Segment Open

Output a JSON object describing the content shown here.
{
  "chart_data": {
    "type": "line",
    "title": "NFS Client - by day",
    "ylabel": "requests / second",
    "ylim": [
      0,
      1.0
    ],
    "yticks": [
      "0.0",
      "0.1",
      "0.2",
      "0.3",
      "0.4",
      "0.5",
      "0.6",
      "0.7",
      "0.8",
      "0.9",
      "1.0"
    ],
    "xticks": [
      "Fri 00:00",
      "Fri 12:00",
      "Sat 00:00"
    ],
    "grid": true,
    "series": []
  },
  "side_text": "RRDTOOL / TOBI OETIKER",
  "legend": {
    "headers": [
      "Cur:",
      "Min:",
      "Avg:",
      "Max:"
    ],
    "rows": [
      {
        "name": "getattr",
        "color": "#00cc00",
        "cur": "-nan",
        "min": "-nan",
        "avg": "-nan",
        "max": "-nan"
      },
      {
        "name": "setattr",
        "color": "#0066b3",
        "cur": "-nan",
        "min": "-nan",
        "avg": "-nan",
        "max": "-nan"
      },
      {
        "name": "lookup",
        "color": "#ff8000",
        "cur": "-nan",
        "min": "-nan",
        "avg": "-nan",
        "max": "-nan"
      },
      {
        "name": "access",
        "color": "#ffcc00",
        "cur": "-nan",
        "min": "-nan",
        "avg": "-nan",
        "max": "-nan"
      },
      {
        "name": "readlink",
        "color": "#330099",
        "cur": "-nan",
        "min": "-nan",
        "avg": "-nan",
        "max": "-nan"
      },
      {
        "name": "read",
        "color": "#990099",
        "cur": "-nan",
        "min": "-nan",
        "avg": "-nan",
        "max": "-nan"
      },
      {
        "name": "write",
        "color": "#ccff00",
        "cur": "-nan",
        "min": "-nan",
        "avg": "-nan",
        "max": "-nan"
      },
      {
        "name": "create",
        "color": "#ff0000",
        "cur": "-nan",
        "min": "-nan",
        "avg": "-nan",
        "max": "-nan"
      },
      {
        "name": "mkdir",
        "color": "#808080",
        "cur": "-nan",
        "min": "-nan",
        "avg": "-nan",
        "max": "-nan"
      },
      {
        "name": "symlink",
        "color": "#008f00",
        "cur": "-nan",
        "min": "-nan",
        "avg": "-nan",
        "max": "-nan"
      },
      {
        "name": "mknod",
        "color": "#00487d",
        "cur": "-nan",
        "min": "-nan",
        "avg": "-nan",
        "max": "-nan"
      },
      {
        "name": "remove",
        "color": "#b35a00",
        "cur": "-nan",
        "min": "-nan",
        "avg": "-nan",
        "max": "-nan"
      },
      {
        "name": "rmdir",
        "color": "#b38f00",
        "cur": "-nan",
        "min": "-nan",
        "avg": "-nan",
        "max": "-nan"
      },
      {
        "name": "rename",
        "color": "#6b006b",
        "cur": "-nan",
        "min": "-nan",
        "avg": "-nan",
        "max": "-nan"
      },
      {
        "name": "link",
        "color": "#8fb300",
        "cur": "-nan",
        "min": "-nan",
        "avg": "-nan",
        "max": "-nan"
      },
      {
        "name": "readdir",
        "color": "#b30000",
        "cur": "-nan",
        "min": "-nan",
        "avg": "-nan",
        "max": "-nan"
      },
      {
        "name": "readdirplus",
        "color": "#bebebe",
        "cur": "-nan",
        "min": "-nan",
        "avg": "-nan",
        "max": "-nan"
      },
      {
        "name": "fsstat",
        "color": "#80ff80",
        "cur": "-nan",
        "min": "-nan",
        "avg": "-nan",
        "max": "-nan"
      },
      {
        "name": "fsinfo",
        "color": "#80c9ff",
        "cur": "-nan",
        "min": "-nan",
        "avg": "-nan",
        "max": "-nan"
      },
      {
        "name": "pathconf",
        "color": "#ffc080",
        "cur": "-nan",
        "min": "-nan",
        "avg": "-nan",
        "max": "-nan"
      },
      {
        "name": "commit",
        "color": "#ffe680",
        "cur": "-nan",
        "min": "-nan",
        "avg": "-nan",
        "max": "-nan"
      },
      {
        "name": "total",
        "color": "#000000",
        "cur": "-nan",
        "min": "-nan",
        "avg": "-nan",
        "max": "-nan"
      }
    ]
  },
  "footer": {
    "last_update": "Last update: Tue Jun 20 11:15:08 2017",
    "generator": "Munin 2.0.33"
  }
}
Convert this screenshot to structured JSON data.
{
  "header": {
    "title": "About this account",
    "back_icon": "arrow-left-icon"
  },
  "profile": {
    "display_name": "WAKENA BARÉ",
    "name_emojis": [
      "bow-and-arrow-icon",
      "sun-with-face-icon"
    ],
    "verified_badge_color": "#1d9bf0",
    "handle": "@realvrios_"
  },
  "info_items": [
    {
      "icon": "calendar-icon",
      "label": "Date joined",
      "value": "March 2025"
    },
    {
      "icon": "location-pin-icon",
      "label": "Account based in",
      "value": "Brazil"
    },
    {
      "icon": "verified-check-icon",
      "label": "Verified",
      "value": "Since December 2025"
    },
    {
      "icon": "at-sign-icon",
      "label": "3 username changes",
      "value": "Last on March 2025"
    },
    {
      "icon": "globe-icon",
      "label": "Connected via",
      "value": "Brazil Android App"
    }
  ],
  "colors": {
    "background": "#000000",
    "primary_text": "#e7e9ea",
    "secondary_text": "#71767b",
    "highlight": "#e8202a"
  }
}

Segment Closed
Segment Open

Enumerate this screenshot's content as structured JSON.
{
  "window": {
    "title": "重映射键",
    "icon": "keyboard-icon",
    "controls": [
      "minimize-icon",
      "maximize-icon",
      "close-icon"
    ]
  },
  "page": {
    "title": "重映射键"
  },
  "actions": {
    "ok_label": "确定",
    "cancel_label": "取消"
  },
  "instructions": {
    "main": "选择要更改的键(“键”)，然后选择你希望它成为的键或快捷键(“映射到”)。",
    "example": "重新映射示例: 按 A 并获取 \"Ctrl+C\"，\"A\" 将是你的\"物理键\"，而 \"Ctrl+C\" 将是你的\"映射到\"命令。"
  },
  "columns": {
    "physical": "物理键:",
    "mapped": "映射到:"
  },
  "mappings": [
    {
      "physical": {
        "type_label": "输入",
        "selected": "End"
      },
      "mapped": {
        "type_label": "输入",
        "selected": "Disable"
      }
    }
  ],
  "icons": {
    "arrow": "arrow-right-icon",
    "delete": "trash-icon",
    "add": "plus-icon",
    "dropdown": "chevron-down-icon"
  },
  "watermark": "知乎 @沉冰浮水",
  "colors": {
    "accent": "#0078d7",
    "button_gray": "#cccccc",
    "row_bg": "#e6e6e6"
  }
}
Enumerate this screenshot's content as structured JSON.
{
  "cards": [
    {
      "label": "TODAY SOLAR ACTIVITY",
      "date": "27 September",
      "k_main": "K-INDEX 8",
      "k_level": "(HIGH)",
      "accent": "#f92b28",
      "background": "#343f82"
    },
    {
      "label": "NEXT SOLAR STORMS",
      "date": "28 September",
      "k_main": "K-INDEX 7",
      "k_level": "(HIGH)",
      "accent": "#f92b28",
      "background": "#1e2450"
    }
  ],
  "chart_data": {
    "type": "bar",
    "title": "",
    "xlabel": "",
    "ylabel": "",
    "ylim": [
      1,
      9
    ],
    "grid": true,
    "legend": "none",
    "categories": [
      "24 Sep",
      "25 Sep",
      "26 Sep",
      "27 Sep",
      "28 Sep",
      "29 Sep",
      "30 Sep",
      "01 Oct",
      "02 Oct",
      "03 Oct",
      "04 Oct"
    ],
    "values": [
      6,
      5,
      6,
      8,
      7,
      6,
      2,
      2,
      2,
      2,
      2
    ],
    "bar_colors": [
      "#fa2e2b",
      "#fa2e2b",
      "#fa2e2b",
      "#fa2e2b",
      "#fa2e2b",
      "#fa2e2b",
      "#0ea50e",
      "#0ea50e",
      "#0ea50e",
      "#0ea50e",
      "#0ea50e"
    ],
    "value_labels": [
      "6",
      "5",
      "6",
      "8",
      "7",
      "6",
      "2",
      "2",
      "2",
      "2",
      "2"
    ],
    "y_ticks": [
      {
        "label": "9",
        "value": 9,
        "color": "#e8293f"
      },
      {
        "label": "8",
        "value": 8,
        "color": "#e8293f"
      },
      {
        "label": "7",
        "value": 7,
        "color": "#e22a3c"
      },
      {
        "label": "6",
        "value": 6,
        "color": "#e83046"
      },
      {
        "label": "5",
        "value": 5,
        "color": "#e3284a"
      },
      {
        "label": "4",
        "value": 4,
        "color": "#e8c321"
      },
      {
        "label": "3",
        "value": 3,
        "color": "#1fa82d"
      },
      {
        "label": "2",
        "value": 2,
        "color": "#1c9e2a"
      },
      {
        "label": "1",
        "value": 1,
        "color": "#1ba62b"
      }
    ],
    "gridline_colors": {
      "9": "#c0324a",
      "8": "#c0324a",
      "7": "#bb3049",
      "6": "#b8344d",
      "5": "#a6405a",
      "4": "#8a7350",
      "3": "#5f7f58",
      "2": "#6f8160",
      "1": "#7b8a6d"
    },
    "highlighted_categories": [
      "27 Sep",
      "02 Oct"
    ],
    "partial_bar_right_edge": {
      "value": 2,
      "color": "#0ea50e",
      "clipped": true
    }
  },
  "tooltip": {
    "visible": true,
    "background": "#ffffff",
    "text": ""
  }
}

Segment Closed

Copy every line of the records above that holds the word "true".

**RESULT OF THIS EXERCISE**
    "grid": true,
    "grid": true,
      "clipped": true
    "visible": true,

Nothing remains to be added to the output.